RECORDS TO PROCESS
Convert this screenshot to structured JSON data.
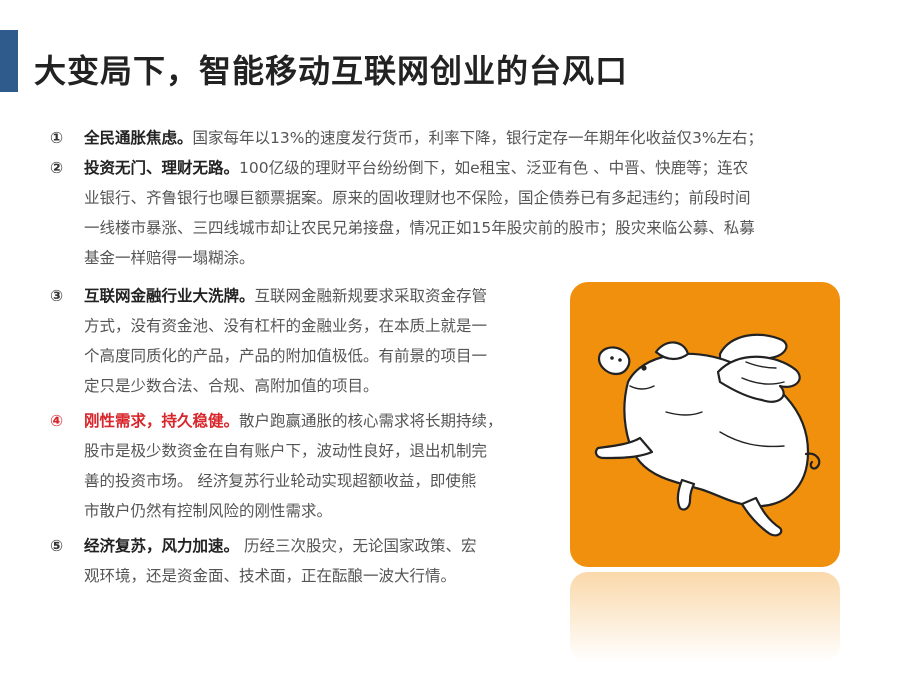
{
  "title": "大变局下，智能移动互联网创业的台风口",
  "items": [
    {
      "num": "①",
      "head": "全民通胀焦虑。",
      "lines": [
        "国家每年以13%的速度发行货币，利率下降，银行定存一年期年化收益仅3%左右；"
      ]
    },
    {
      "num": "②",
      "head": "投资无门、理财无路。",
      "lines": [
        "100亿级的理财平台纷纷倒下，如e租宝、泛亚有色 、中晋、快鹿等；连农",
        "业银行、齐鲁银行也曝巨额票据案。原来的固收理财也不保险，国企债券已有多起违约；前段时间",
        "一线楼市暴涨、三四线城市却让农民兄弟接盘，情况正如15年股灾前的股市；股灾来临公募、私募",
        "基金一样赔得一塌糊涂。"
      ]
    },
    {
      "num": "③",
      "head": "互联网金融行业大洗牌。",
      "lines": [
        "互联网金融新规要求采取资金存管",
        "方式，没有资金池、没有杠杆的金融业务，在本质上就是一",
        "个高度同质化的产品，产品的附加值极低。有前景的项目一",
        "定只是少数合法、合规、高附加值的项目。"
      ]
    },
    {
      "num": "④",
      "head": "刚性需求，持久稳健。",
      "lines": [
        "散户跑赢通胀的核心需求将长期持续，",
        "股市是极少数资金在自有账户下，波动性良好，退出机制完",
        "善的投资市场。 经济复苏行业轮动实现超额收益，即使熊",
        "市散户仍然有控制风险的刚性需求。"
      ]
    },
    {
      "num": "⑤",
      "head": "经济复苏，风力加速。",
      "lines": [
        " 历经三次股灾，无论国家政策、宏",
        "观环境，还是资金面、技术面，正在酝酿一波大行情。"
      ]
    }
  ],
  "colors": {
    "accent_bar": "#2e5b8c",
    "highlight": "#d8262b",
    "card": "#f0900c"
  },
  "illustration": {
    "icon": "flying-pig-icon"
  }
}
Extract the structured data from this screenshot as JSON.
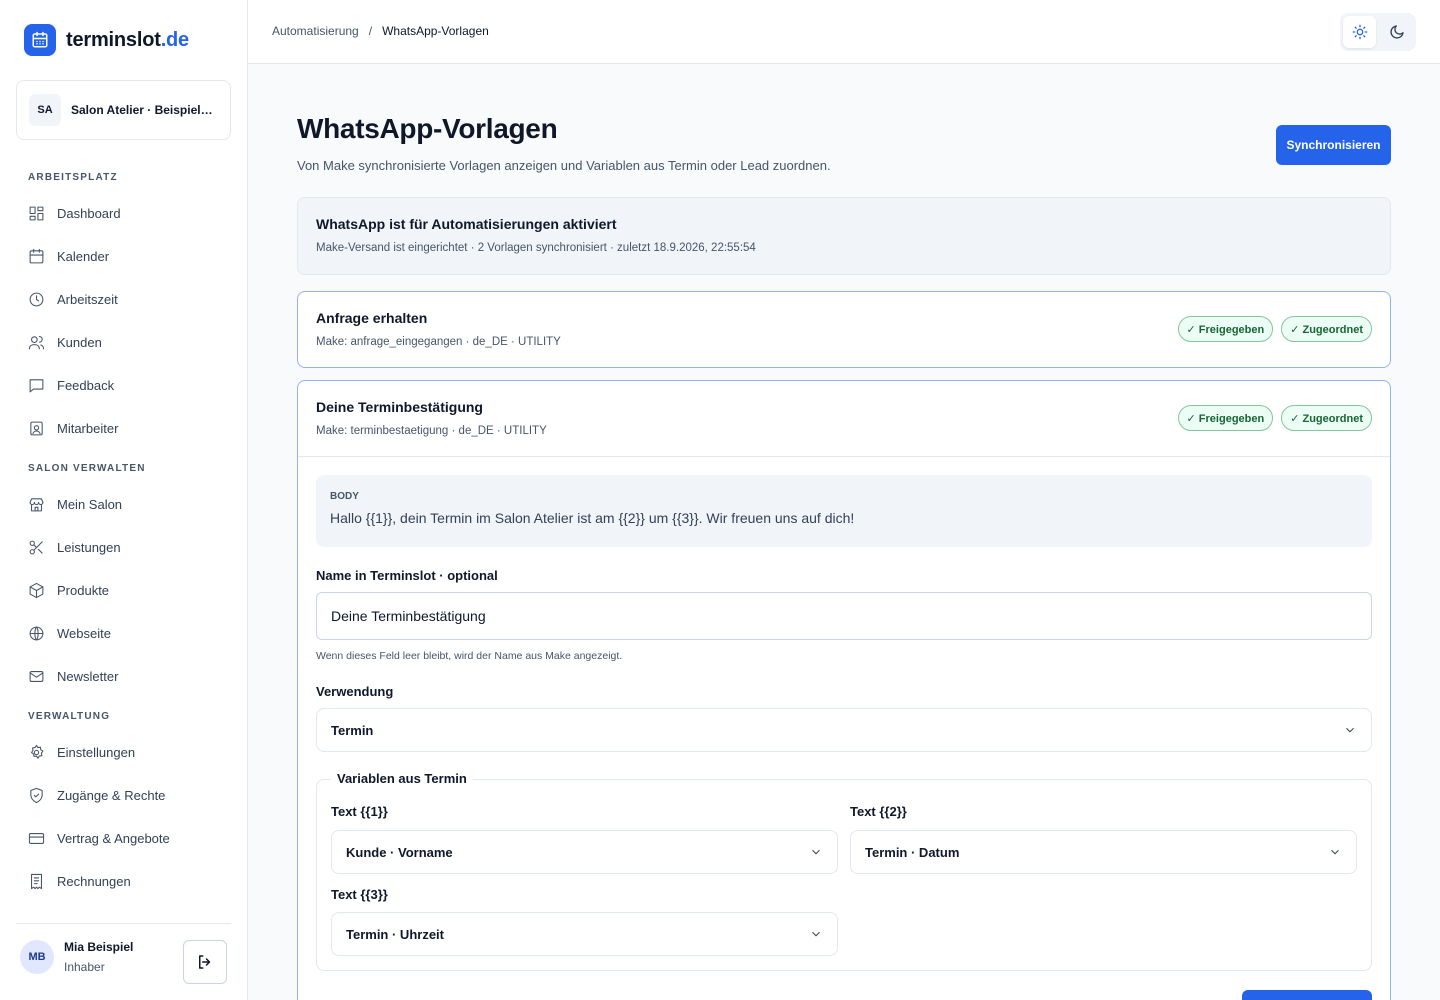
{
  "brand": {
    "name": "terminslot",
    "tld": ".de"
  },
  "salon": {
    "initials": "SA",
    "name": "Salon Atelier · Beispiel…"
  },
  "nav": {
    "section_workspace": "ARBEITSPLATZ",
    "workspace": [
      {
        "label": "Dashboard",
        "icon": "dashboard-icon"
      },
      {
        "label": "Kalender",
        "icon": "calendar-icon"
      },
      {
        "label": "Arbeitszeit",
        "icon": "clock-icon"
      },
      {
        "label": "Kunden",
        "icon": "users-icon"
      },
      {
        "label": "Feedback",
        "icon": "message-icon"
      },
      {
        "label": "Mitarbeiter",
        "icon": "badge-icon"
      }
    ],
    "section_salon": "SALON VERWALTEN",
    "salon": [
      {
        "label": "Mein Salon",
        "icon": "store-icon"
      },
      {
        "label": "Leistungen",
        "icon": "scissors-icon"
      },
      {
        "label": "Produkte",
        "icon": "box-icon"
      },
      {
        "label": "Webseite",
        "icon": "globe-icon"
      },
      {
        "label": "Newsletter",
        "icon": "mail-icon"
      }
    ],
    "section_admin": "VERWALTUNG",
    "admin": [
      {
        "label": "Einstellungen",
        "icon": "gear-icon"
      },
      {
        "label": "Zugänge & Rechte",
        "icon": "shield-icon"
      },
      {
        "label": "Vertrag & Angebote",
        "icon": "card-icon"
      },
      {
        "label": "Rechnungen",
        "icon": "receipt-icon"
      }
    ]
  },
  "user": {
    "initials": "MB",
    "name": "Mia Beispiel",
    "role": "Inhaber"
  },
  "breadcrumb": {
    "parent": "Automatisierung",
    "sep": "/",
    "current": "WhatsApp-Vorlagen"
  },
  "page": {
    "title": "WhatsApp-Vorlagen",
    "subtitle": "Von Make synchronisierte Vorlagen anzeigen und Variablen aus Termin oder Lead zuordnen.",
    "sync_label": "Synchronisieren"
  },
  "status": {
    "title": "WhatsApp ist für Automatisierungen aktiviert",
    "sub": "Make-Versand ist eingerichtet · 2 Vorlagen synchronisiert · zuletzt 18.9.2026, 22:55:54"
  },
  "templates": [
    {
      "title": "Anfrage erhalten",
      "meta": "Make: anfrage_eingegangen · de_DE · UTILITY",
      "badge_approved": "✓ Freigegeben",
      "badge_assigned": "✓ Zugeordnet"
    },
    {
      "title": "Deine Terminbestätigung",
      "meta": "Make: terminbestaetigung · de_DE · UTILITY",
      "badge_approved": "✓ Freigegeben",
      "badge_assigned": "✓ Zugeordnet",
      "body_label": "BODY",
      "body_text": "Hallo {{1}}, dein Termin im Salon Atelier ist am {{2}} um {{3}}. Wir freuen uns auf dich!",
      "name_label": "Name in Terminslot · optional",
      "name_value": "Deine Terminbestätigung",
      "name_hint": "Wenn dieses Feld leer bleibt, wird der Name aus Make angezeigt.",
      "usage_label": "Verwendung",
      "usage_value": "Termin",
      "vars_legend": "Variablen aus Termin",
      "vars": [
        {
          "label": "Text {{1}}",
          "value": "Kunde · Vorname"
        },
        {
          "label": "Text {{2}}",
          "value": "Termin · Datum"
        },
        {
          "label": "Text {{3}}",
          "value": "Termin · Uhrzeit"
        }
      ]
    }
  ]
}
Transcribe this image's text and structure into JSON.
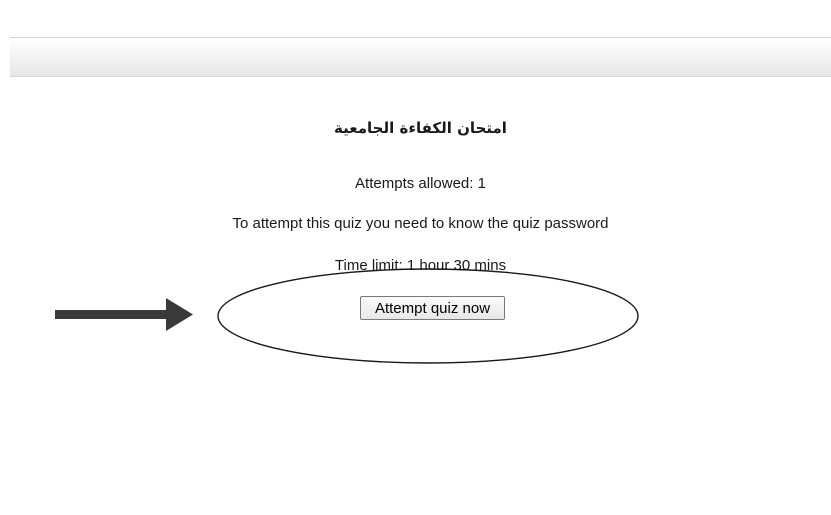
{
  "quiz": {
    "title": "امتحان الكفاءة الجامعية",
    "attempts_allowed": "Attempts allowed: 1",
    "password_note": "To attempt this quiz you need to know the quiz password",
    "time_limit": "Time limit: 1 hour 30 mins",
    "attempt_button_label": "Attempt quiz now"
  },
  "annotation": {
    "arrow_color": "#3a3a3a",
    "ellipse_color": "#1a1a1a",
    "arrow_icon": "right-arrow-icon",
    "highlight_shape": "ellipse"
  }
}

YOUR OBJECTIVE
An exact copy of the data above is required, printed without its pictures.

WRITTEN SOLUTION
Convert this screenshot to structured JSON data.
{
  "title": "大变局下，智能移动互联网创业的台风口",
  "items": [
    {
      "num": "①",
      "head": "全民通胀焦虑。",
      "lines": [
        "国家每年以13%的速度发行货币，利率下降，银行定存一年期年化收益仅3%左右；"
      ]
    },
    {
      "num": "②",
      "head": "投资无门、理财无路。",
      "lines": [
        "100亿级的理财平台纷纷倒下，如e租宝、泛亚有色 、中晋、快鹿等；连农",
        "业银行、齐鲁银行也曝巨额票据案。原来的固收理财也不保险，国企债券已有多起违约；前段时间",
        "一线楼市暴涨、三四线城市却让农民兄弟接盘，情况正如15年股灾前的股市；股灾来临公募、私募",
        "基金一样赔得一塌糊涂。"
      ]
    },
    {
      "num": "③",
      "head": "互联网金融行业大洗牌。",
      "lines": [
        "互联网金融新规要求采取资金存管",
        "方式，没有资金池、没有杠杆的金融业务，在本质上就是一",
        "个高度同质化的产品，产品的附加值极低。有前景的项目一",
        "定只是少数合法、合规、高附加值的项目。"
      ]
    },
    {
      "num": "④",
      "head": "刚性需求，持久稳健。",
      "lines": [
        "散户跑赢通胀的核心需求将长期持续，",
        "股市是极少数资金在自有账户下，波动性良好，退出机制完",
        "善的投资市场。 经济复苏行业轮动实现超额收益，即使熊",
        "市散户仍然有控制风险的刚性需求。"
      ]
    },
    {
      "num": "⑤",
      "head": "经济复苏，风力加速。",
      "lines": [
        " 历经三次股灾，无论国家政策、宏",
        "观环境，还是资金面、技术面，正在酝酿一波大行情。"
      ]
    }
  ],
  "colors": {
    "accent_bar": "#2e5b8c",
    "highlight": "#d8262b",
    "card": "#f0900c"
  },
  "illustration": {
    "icon": "flying-pig-icon"
  }
}
Extract the structured data from this screenshot as JSON.
{
  "brand": {
    "name": "terminslot",
    "tld": ".de"
  },
  "salon": {
    "initials": "SA",
    "name": "Salon Atelier · Beispiel…"
  },
  "nav": {
    "section_workspace": "ARBEITSPLATZ",
    "workspace": [
      {
        "label": "Dashboard",
        "icon": "dashboard-icon"
      },
      {
        "label": "Kalender",
        "icon": "calendar-icon"
      },
      {
        "label": "Arbeitszeit",
        "icon": "clock-icon"
      },
      {
        "label": "Kunden",
        "icon": "users-icon"
      },
      {
        "label": "Feedback",
        "icon": "message-icon"
      },
      {
        "label": "Mitarbeiter",
        "icon": "badge-icon"
      }
    ],
    "section_salon": "SALON VERWALTEN",
    "salon": [
      {
        "label": "Mein Salon",
        "icon": "store-icon"
      },
      {
        "label": "Leistungen",
        "icon": "scissors-icon"
      },
      {
        "label": "Produkte",
        "icon": "box-icon"
      },
      {
        "label": "Webseite",
        "icon": "globe-icon"
      },
      {
        "label": "Newsletter",
        "icon": "mail-icon"
      }
    ],
    "section_admin": "VERWALTUNG",
    "admin": [
      {
        "label": "Einstellungen",
        "icon": "gear-icon"
      },
      {
        "label": "Zugänge & Rechte",
        "icon": "shield-icon"
      },
      {
        "label": "Vertrag & Angebote",
        "icon": "card-icon"
      },
      {
        "label": "Rechnungen",
        "icon": "receipt-icon"
      }
    ]
  },
  "user": {
    "initials": "MB",
    "name": "Mia Beispiel",
    "role": "Inhaber"
  },
  "breadcrumb": {
    "parent": "Automatisierung",
    "sep": "/",
    "current": "WhatsApp-Vorlagen"
  },
  "page": {
    "title": "WhatsApp-Vorlagen",
    "subtitle": "Von Make synchronisierte Vorlagen anzeigen und Variablen aus Termin oder Lead zuordnen.",
    "sync_label": "Synchronisieren"
  },
  "status": {
    "title": "WhatsApp ist für Automatisierungen aktiviert",
    "sub": "Make-Versand ist eingerichtet · 2 Vorlagen synchronisiert · zuletzt 18.9.2026, 22:55:54"
  },
  "templates": [
    {
      "title": "Anfrage erhalten",
      "meta": "Make: anfrage_eingegangen · de_DE · UTILITY",
      "badge_approved": "✓ Freigegeben",
      "badge_assigned": "✓ Zugeordnet"
    },
    {
      "title": "Deine Terminbestätigung",
      "meta": "Make: terminbestaetigung · de_DE · UTILITY",
      "badge_approved": "✓ Freigegeben",
      "badge_assigned": "✓ Zugeordnet",
      "body_label": "BODY",
      "body_text": "Hallo {{1}}, dein Termin im Salon Atelier ist am {{2}} um {{3}}. Wir freuen uns auf dich!",
      "name_label": "Name in Terminslot · optional",
      "name_value": "Deine Terminbestätigung",
      "name_hint": "Wenn dieses Feld leer bleibt, wird der Name aus Make angezeigt.",
      "usage_label": "Verwendung",
      "usage_value": "Termin",
      "vars_legend": "Variablen aus Termin",
      "vars": [
        {
          "label": "Text {{1}}",
          "value": "Kunde · Vorname"
        },
        {
          "label": "Text {{2}}",
          "value": "Termin · Datum"
        },
        {
          "label": "Text {{3}}",
          "value": "Termin · Uhrzeit"
        }
      ]
    }
  ]
}
Transcribe this image's text and structure into JSON.
{
  "quiz": {
    "title": "امتحان الكفاءة الجامعية",
    "attempts_allowed": "Attempts allowed: 1",
    "password_note": "To attempt this quiz you need to know the quiz password",
    "time_limit": "Time limit: 1 hour 30 mins",
    "attempt_button_label": "Attempt quiz now"
  },
  "annotation": {
    "arrow_color": "#3a3a3a",
    "ellipse_color": "#1a1a1a",
    "arrow_icon": "right-arrow-icon",
    "highlight_shape": "ellipse"
  }
}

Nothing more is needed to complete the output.